Despite documented improvements in the prevention of malaria, the disease continues sicken and kill in Zambia.
The President's Malaria Initiative Africa Indoor Residual Spraying (PMI AIRS) project is reducing this disease burden through indoor residual spraying (IRS), the application of insecticide on the walls, ceilings, and other indoor resting places of mosquitoes that transmit malaria. PMI AIRS – funded by the USAID-led President’s Malaria Initiative and implemented by Abt Global – manages IRS operations and logistics in 12 endemic countries.
PMI AIRS’ IRS campaigns began in Zambia in 2014 and have protected more than 2.6 million people, including 69,118 pregnant women and 399,362 children under five years old – those who are most vulnerable to malaria. The initiative sprayed 559,550 structures through 2016. Abt has been the main partner to Zambia’s National Malaria Control Center for IRS since 2006.
Improving Delivery of Family Planning and Reproductive Health Services
Abt has led multiple projects focused on strengthening the provision of family planning services in Zambia. The Scaling Up Family Planning (SUFP) program – funded by U.K. Aid from the U.K. government – focused on these issues in particular. SUFP improved health outcomes for Zambian women and children through the sustained delivery of high-quality family planning (FP) services – especially for the country’s poor, underserved, and vulnerable populations.

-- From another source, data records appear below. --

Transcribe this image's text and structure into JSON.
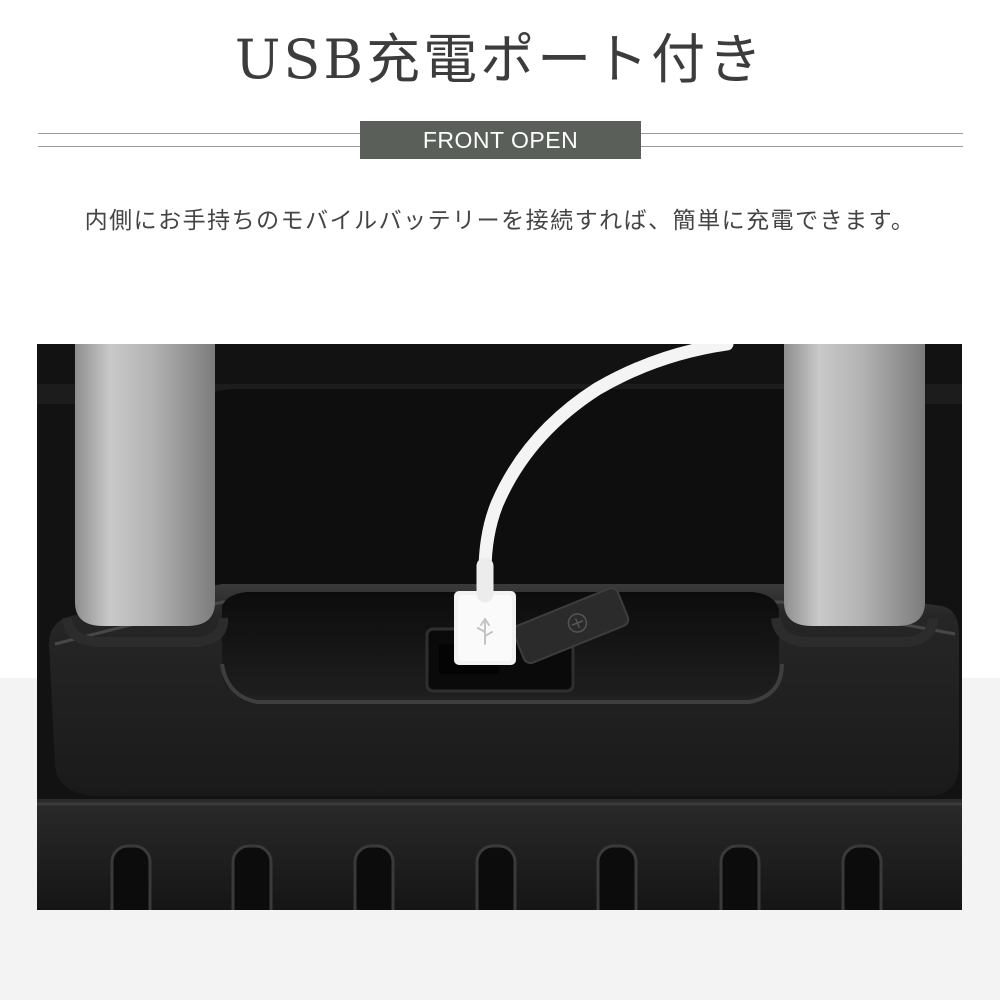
{
  "header": {
    "title": "USB充電ポート付き",
    "badge": "FRONT OPEN"
  },
  "description": "内側にお手持ちのモバイルバッテリーを接続すれば、簡単に充電できます。",
  "colors": {
    "badge_background": "#5a5f5a",
    "title_text": "#3c3c3c",
    "body_text": "#444444",
    "photo_dark": "#141414",
    "handle_silver": "#b8b8b8",
    "cable_white": "#ffffff"
  },
  "photo": {
    "subject": "suitcase-front-usb-port",
    "icons": [
      "usb-icon",
      "airplane-icon"
    ]
  }
}
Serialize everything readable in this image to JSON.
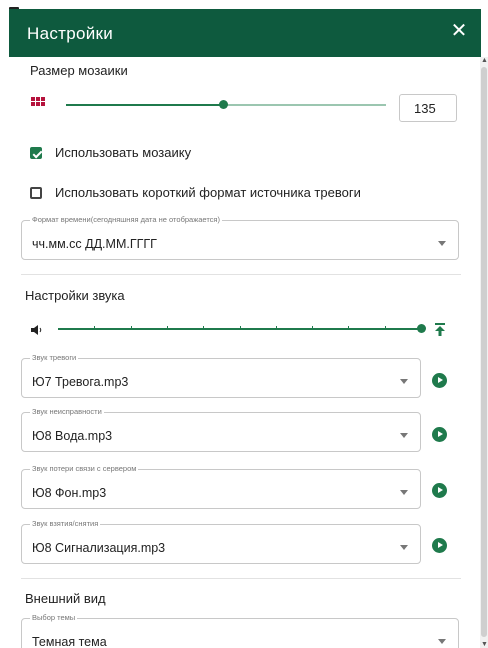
{
  "window": {
    "title": "Настройки"
  },
  "mosaic": {
    "section_title": "Размер мозаики",
    "slider_fraction": 0.49,
    "value": "135",
    "use_mosaic_label": "Использовать мозаику",
    "use_mosaic_checked": true,
    "short_format_label": "Использовать короткий формат источника тревоги",
    "short_format_checked": false
  },
  "time_format": {
    "legend": "Формат времени(сегодняшняя дата не отображается)",
    "value": "чч.мм.сс ДД.ММ.ГГГГ"
  },
  "sound": {
    "section_title": "Настройки звука",
    "volume_fraction": 1.0,
    "alarm": {
      "legend": "Звук тревоги",
      "value": "Ю7 Тревога.mp3"
    },
    "fault": {
      "legend": "Звук неисправности",
      "value": "Ю8 Вода.mp3"
    },
    "connection_loss": {
      "legend": "Звук потери связи с сервером",
      "value": "Ю8 Фон.mp3"
    },
    "arming": {
      "legend": "Звук взятия/снятия",
      "value": "Ю8 Сигнализация.mp3"
    }
  },
  "appearance": {
    "section_title": "Внешний вид",
    "theme_legend": "Выбор темы",
    "theme_value": "Темная тема"
  },
  "colors": {
    "header": "#0e5a3e",
    "accent": "#1f7a4c",
    "mosaic_icon": "#b5123c"
  }
}
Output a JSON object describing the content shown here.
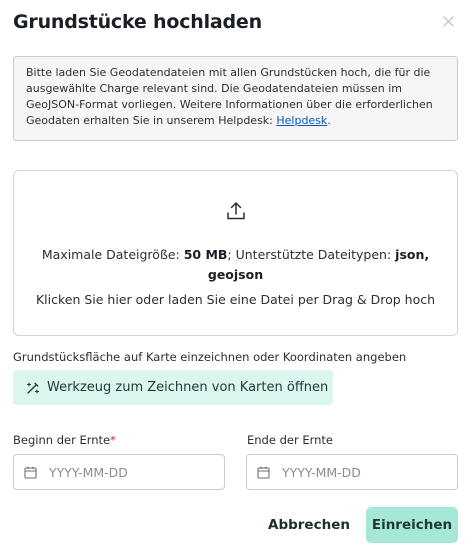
{
  "dialog": {
    "title": "Grundstücke hochladen",
    "close_icon": "close-icon"
  },
  "info": {
    "text": "Bitte laden Sie Geodatendateien mit allen Grundstücken hoch, die für die ausgewählte Charge relevant sind. Die Geodatendateien müssen im GeoJSON-Format vorliegen. Weitere Informationen über die erforderlichen Geodaten erhalten Sie in unserem Helpdesk: ",
    "link_label": "Helpdesk",
    "suffix": "."
  },
  "dropzone": {
    "icon": "upload-icon",
    "max_size_label": "Maximale Dateigröße: ",
    "max_size_value": "50 MB",
    "types_label": "; Unterstützte Dateitypen: ",
    "types_value": "json, geojson",
    "hint": "Klicken Sie hier oder laden Sie eine Datei per Drag & Drop hoch"
  },
  "draw": {
    "label": "Grundstücksfläche auf Karte einzeichnen oder Koordinaten angeben",
    "button_label": "Werkzeug zum Zeichnen von Karten öffnen",
    "icon": "draw-icon"
  },
  "harvest_start": {
    "label": "Beginn der Ernte",
    "required_marker": "*",
    "placeholder": "YYYY-MM-DD"
  },
  "harvest_end": {
    "label": "Ende der Ernte",
    "placeholder": "YYYY-MM-DD"
  },
  "actions": {
    "cancel_label": "Abbrechen",
    "submit_label": "Einreichen"
  },
  "colors": {
    "accent": "#a5e8d8",
    "accent_light": "#dbf6ef",
    "link": "#0b57c2",
    "required": "#d6262b"
  }
}
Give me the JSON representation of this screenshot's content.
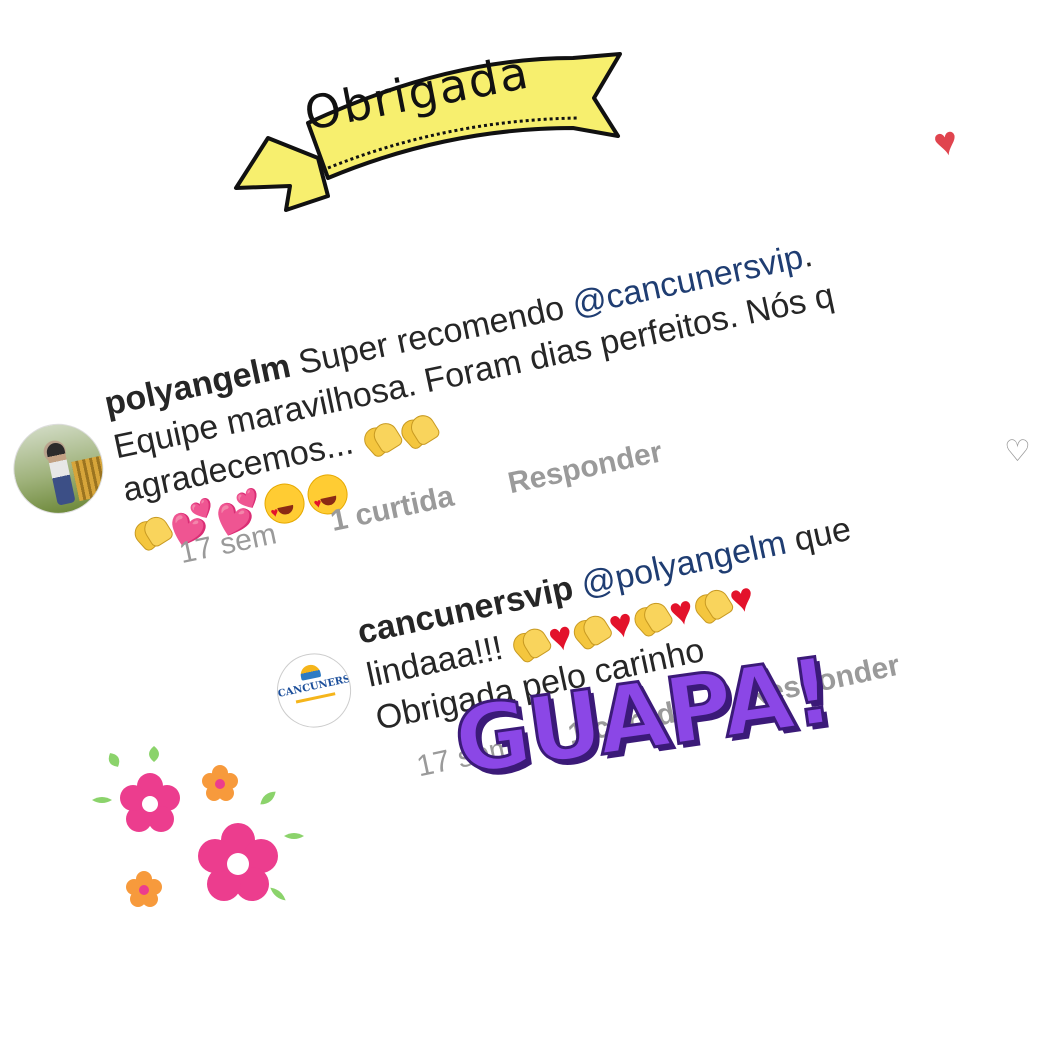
{
  "banner": {
    "text": "Obrigada"
  },
  "comments": [
    {
      "username": "polyangelm",
      "text_before": "Super recomendo",
      "mention": "@cancunersvip",
      "text_after": ". Equipe maravilhosa. Foram dias perfeitos. Nós q agradecemos...",
      "time": "17 sem",
      "likes": "1 curtida",
      "reply": "Responder",
      "liked": true
    },
    {
      "username": "cancunersvip",
      "mention": "@polyangelm",
      "text_after": " que lindaaa!!!",
      "text_line2": "Obrigada pelo carinho",
      "time": "17 sem",
      "likes": "1 curtida",
      "reply": "Responder",
      "avatar_brand": "CANCUNERS",
      "liked": false
    }
  ],
  "sticker": {
    "text": "GUAPA!"
  },
  "colors": {
    "mention": "#1f3d72",
    "like_filled": "#e0444e",
    "muted": "#9a9a9a",
    "banner": "#f7ef6e",
    "guapa": "#8b47e6"
  },
  "icons": [
    "heart-filled-icon",
    "heart-outline-icon",
    "clapping-hands-icon",
    "red-heart-icon",
    "two-hearts-icon",
    "heart-eyes-icon",
    "flower-icon"
  ]
}
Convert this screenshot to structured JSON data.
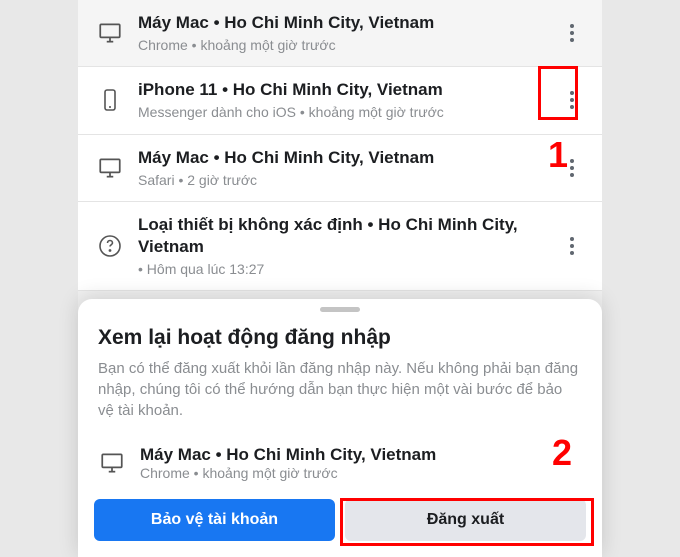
{
  "devices": [
    {
      "title": "Máy Mac • Ho Chi Minh City, Vietnam",
      "subtitle": "Chrome • khoảng một giờ trước",
      "icon": "desktop"
    },
    {
      "title": "iPhone 11 • Ho Chi Minh City, Vietnam",
      "subtitle": "Messenger dành cho iOS • khoảng một giờ trước",
      "icon": "phone"
    },
    {
      "title": "Máy Mac • Ho Chi Minh City, Vietnam",
      "subtitle": "Safari • 2 giờ trước",
      "icon": "desktop"
    },
    {
      "title": "Loại thiết bị không xác định • Ho Chi Minh City, Vietnam",
      "subtitle": " • Hôm qua lúc 13:27",
      "icon": "unknown"
    }
  ],
  "sheet": {
    "title": "Xem lại hoạt động đăng nhập",
    "description": "Bạn có thể đăng xuất khỏi lần đăng nhập này. Nếu không phải bạn đăng nhập, chúng tôi có thể hướng dẫn bạn thực hiện một vài bước để bảo vệ tài khoản.",
    "device_title": "Máy Mac • Ho Chi Minh City, Vietnam",
    "device_subtitle": "Chrome • khoảng một giờ trước",
    "protect_label": "Bảo vệ tài khoản",
    "logout_label": "Đăng xuất"
  },
  "annotations": {
    "label1": "1",
    "label2": "2"
  }
}
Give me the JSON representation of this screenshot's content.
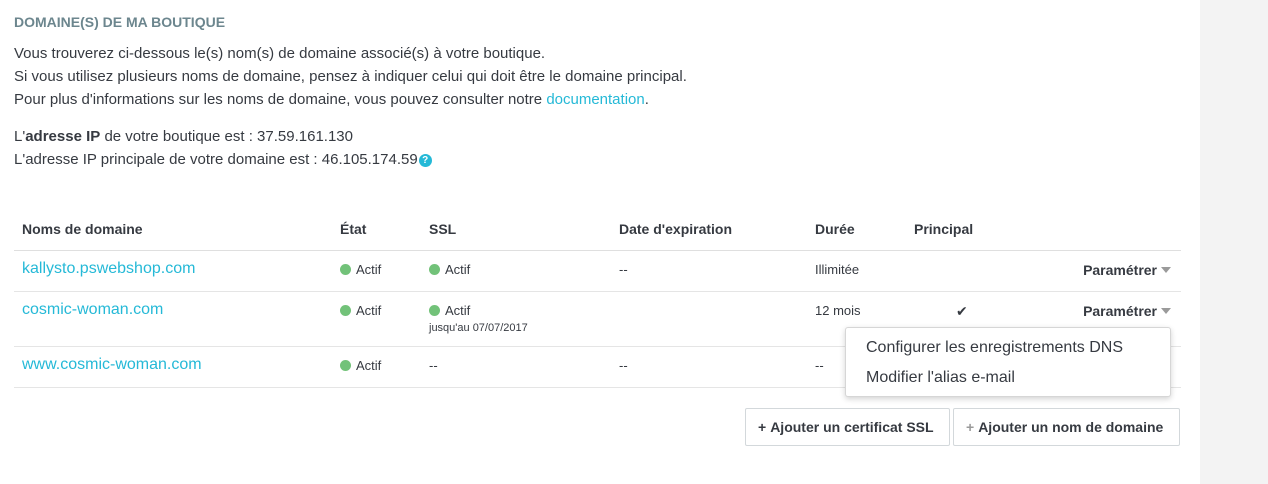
{
  "section_title": "DOMAINE(S) DE MA BOUTIQUE",
  "intro": {
    "line1": "Vous trouverez ci-dessous le(s) nom(s) de domaine associé(s) à votre boutique.",
    "line2": "Si vous utilisez plusieurs noms de domaine, pensez à indiquer celui qui doit être le domaine principal.",
    "line3_prefix": "Pour plus d'informations sur les noms de domaine, vous pouvez consulter notre ",
    "line3_link": "documentation",
    "line3_suffix": "."
  },
  "ip": {
    "line1_prefix": "L'",
    "line1_bold": "adresse IP",
    "line1_rest": " de votre boutique est : 37.59.161.130",
    "line2": "L'adresse IP principale de votre domaine est : 46.105.174.59",
    "help_icon": "?"
  },
  "table": {
    "headers": [
      "Noms de domaine",
      "État",
      "SSL",
      "Date d'expiration",
      "Durée",
      "Principal"
    ],
    "rows": [
      {
        "domain": "kallysto.pswebshop.com",
        "state": "Actif",
        "ssl": "Actif",
        "ssl_sub": "",
        "expiration": "--",
        "duration": "Illimitée",
        "principal": "",
        "action": "Paramétrer"
      },
      {
        "domain": "cosmic-woman.com",
        "state": "Actif",
        "ssl": "Actif",
        "ssl_sub": "jusqu'au 07/07/2017",
        "expiration": "",
        "duration": "12 mois",
        "principal": "✔",
        "action": "Paramétrer"
      },
      {
        "domain": "www.cosmic-woman.com",
        "state": "Actif",
        "ssl": "--",
        "ssl_sub": "",
        "expiration": "--",
        "duration": "--",
        "principal": "",
        "action": ""
      }
    ]
  },
  "dropdown": {
    "items": [
      "Configurer les enregistrements DNS",
      "Modifier l'alias e-mail"
    ]
  },
  "buttons": {
    "add_ssl": "Ajouter un certificat SSL",
    "add_domain": "Ajouter un nom de domaine",
    "plus": "+"
  },
  "colors": {
    "link": "#25b9d7",
    "status_active": "#72c279"
  }
}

SUFP, which ran from 2012 to 2016, expanded access to modern family planning methods by mobilizing communities, building service delivery capacity in public health facilities, and strengthening commodity distribution in targeted districts. The project, working through the Ministry of Health, also trained 462 health care providers in long-term FP methods, reaching a total of 578,241 health centers by the project’s end in 2016.
These programmatic achievements led to an additional 295,104 women and girls to use FP. This generated a total of 578,241 couple years protection (CYP), an estimate of how long couples using modern contraception could avoid accidental pregnancies.
Abt also is leading the follow-on project, SUFP II, which is working to institutionalize the SUFP model in Zambia and support its implementation in new provinces and districts. The expected outcomes are the full ownership and implementation of the SUFP model by the Ministry of Health, and significant contribution towards achievement of the FP2020 targets.
Abt-led projects in Zambia
• Zambia Integrated Health Package (ZIHP) 1999-2004
• Health Services and Systems Program (HSSP) 2004-2010
• Zambia Integrated Systems Strengthening Program (ZISSP) 2010-2014
• Strengthening Health Outcomes through the Private Sector (SHOPS) project 2010-2013
• AgResults 2013-2019
• President's Malaria Initiative Africa Indoor Residual Spraying (PMI AIRS) project 2014-present
• Systems for Better Health (SBH) project 2015-present
Evaluating Innovative Agricultural Pilot Projects to Improve Nutrition
Approximately 870 million people around the world were chronically undernourished in 2012, partly because agricultural markets in many developing countries are underdeveloped or non-existent. This lack of markets limits private investment and slows technological innovation.
AgResults is a $118 million multilateral initiative addressing this gap through the use of pull mechanisms: Results-based incentives for private companies to develop and expand agricultural innovations that promote food security and benefit smallholder farmers.
Abt, the external evaluator for the AgResults initiative, is in charge of generating lessons learned on the use of pull mechanism to achieve agriculture development objectives. Abt is assessing the effectiveness of six AgResults pilot projects as well as the initiative as a whole, which is funded by Australia, Canada, the U.K., the U.S., and the Bill & Melinda Gates Foundation.
The Zambia Biofortified Maize Pilot is designed to spur the development of a market for bio-fortified provitamin A (PVA) maize by providing incentives to commercial millers and seed companies. The Abt-led evaluation is assessing the effect of the pilot on market development, smallholder production of PVA maize, and consumption of PVA maize in urban and rural areas alike. The AgResults evaluation team includes staff from across Abt plus outside experts, and has collected data from 11 Zambian districts since 2014.